the form of the (electronic) book 02.21.2005, 7:00 PM
posted by dan visel
Boing Boing points out that professor/prankster Kembrew McLeod has released an electronic version of his new book on copyright Freedom of Expression on his website. The electronic version is released with a Creative Commons license. McLeod's book has not a little to do with what we're working on at the Institute, so I quite happily downloaded the book - you can too! - and found myself with a 384-page PDF of the book. It's indeed the whole book, almost exactly as Doubleday printed it, with the addition of a Creative Commons link on the first page. If you happen to know a book printer and some extra cash, you could send them this file and get a book back in a couple weeks. If you don't have access to a print shop and extra cash but you do have 384 sheets of 8.5'' x 11'' paper & a fast laser printer, you could print it out yourself and have your own telephone-book sized stack of Freedom of Expression.
Of course you could fire up your PDF viewer and read it on the screen of your computer, which is probably what you were expecting to do. But that's where the trouble starts.
While it's certainly poor form to complain about what's being given away for free, it's a remarkably painful experience to try and read this book on your computer. In large part, this is because it's not meant to be read on a screen. This PDF is the same file that Doubleday's production staff sent to the printer - with crop marks and the QuarkXPress filename at the top of every page. Because there's padding around the text so that it can be safely printed, you need to blow up the magnification to actually be able to read the text. There's a great deal of wasted space you need to page through (click on the thumbnail at right for an example of how this looked in full-screen Adobe Acrobat on my computer). Because Doubleday's making books in Quark with no thought to reusing or repurposing content, this file doesn't have any of the niceties that a PDF could have - an interactive table of contents, for example, is useful in a three-hundred page book. Worse: while one of the great benefits of the Creative Commons license is that it allows users to quote and create derivative works from licensed material. It's not as simple as you'd like to copy text out of a PDF.

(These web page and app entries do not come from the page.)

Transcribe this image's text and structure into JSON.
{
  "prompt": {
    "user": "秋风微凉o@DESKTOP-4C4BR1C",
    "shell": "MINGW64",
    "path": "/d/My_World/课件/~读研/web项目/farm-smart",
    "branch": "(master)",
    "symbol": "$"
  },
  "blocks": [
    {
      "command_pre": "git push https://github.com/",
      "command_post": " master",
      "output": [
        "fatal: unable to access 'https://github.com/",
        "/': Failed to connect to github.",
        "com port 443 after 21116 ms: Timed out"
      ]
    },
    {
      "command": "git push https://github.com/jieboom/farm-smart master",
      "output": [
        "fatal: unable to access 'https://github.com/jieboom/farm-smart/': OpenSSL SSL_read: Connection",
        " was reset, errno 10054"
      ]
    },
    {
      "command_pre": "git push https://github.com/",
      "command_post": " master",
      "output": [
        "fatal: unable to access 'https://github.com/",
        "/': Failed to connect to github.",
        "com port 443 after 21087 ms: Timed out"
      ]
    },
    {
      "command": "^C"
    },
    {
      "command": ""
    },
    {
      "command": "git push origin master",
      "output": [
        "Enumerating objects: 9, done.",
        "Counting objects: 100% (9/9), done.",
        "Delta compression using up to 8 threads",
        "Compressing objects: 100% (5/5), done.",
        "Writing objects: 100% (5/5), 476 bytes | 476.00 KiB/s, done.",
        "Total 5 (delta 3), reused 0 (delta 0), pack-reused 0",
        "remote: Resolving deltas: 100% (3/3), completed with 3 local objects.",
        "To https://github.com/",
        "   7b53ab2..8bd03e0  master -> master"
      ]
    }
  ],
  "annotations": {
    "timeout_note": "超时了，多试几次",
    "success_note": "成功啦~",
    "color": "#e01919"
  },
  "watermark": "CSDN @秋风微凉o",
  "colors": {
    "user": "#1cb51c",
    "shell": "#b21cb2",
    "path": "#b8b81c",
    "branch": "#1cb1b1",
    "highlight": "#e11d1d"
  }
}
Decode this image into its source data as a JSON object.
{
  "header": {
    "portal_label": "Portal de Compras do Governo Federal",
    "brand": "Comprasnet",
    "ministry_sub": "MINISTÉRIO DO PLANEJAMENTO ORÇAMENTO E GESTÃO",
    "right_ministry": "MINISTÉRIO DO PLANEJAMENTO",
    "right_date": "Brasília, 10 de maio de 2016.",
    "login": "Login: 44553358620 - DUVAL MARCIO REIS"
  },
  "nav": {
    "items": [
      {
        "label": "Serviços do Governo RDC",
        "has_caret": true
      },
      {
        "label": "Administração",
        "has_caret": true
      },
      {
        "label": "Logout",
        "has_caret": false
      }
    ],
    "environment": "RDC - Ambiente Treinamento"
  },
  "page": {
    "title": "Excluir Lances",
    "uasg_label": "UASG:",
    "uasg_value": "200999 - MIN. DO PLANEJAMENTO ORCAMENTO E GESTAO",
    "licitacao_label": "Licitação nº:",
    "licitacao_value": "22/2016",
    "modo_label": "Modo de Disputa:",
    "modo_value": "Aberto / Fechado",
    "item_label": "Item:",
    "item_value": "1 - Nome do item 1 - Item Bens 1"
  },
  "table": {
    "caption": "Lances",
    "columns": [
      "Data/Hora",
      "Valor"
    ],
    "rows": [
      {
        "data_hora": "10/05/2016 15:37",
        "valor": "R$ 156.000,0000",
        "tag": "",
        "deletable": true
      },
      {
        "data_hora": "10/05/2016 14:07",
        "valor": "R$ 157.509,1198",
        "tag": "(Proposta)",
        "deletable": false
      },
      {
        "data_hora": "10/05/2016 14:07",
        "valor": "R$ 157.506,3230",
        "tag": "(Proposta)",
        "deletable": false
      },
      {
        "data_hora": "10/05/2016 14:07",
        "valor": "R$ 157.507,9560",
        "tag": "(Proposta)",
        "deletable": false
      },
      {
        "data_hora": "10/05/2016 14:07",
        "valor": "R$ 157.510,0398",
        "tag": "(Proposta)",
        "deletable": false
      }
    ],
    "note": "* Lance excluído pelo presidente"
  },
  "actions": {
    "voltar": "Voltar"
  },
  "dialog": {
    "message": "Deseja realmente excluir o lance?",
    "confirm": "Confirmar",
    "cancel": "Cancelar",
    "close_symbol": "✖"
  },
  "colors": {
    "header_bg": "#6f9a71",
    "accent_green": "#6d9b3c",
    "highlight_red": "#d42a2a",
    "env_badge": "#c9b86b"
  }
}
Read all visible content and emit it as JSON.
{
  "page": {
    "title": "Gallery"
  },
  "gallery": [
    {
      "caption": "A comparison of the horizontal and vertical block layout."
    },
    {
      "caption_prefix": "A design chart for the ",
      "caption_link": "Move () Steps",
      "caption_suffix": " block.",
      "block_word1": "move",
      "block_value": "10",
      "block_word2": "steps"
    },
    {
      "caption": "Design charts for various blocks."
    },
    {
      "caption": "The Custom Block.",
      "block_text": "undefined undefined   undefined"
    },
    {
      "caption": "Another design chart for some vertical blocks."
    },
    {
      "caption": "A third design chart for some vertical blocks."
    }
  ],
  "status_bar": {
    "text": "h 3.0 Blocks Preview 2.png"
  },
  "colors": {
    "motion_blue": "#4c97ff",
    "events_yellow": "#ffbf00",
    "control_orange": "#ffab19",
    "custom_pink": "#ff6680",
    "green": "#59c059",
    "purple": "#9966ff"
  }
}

From a design perspective, this is a disaster, and one for which I'll blame the publishing company - this has absolutely nothing to do with the content of the book, merely the form. While it's a decent-looking book in print, the printed page doesn't work in the same way as the screen, and there's been no accounting for this at all. We take for granted the physical book as an object, although it really is a quietly brilliant design, a perfect synthesis of form and function. When electronic books are presented to the public devoid of both, it's little wonder they haven't taken off. Nobody's going to want to read a book on a screen unless it looks good on the screen. One might be forgiven for imagining that this is a publisher's scheme to encourage people to buy the actual book.
gary frost on February 22, 2005 8:28 AM:
Printed out (simplex) the ebook uses twice as much paper as the paper book. I have also outlined other reasons why the electronic simulated book is forever taking off.
"Secondary haptic features of the booke follow as the hands prompt the mind in an ergonomic of comprehension. At first it is odd that concepts should be conveyed by physical objects. Electronic transmission better mimics the neural connectivity of the mind, but the physical booke better engages the hands to prompt the mind. We always recall read precepts in their physical location on the page of a specific booke. Other fingerings of page turning and manipulations of booke structure work as prompts to our progression through content.
In contrast to the manual punctuation of the page and the physical clock of content of the codex, the on-line page is manipulated with impaired haptic feedback. The "previous/next" click, the cursor slider and scroll tabs utilize grip and finger motion directed to the mouse and keyboard, but not to the substrate of the text. At least two other layers of interruption intervene. There is the electrified, rather than manual, instigation and an indirect interfacing via the navigational software. With a booke, the reader is the interface."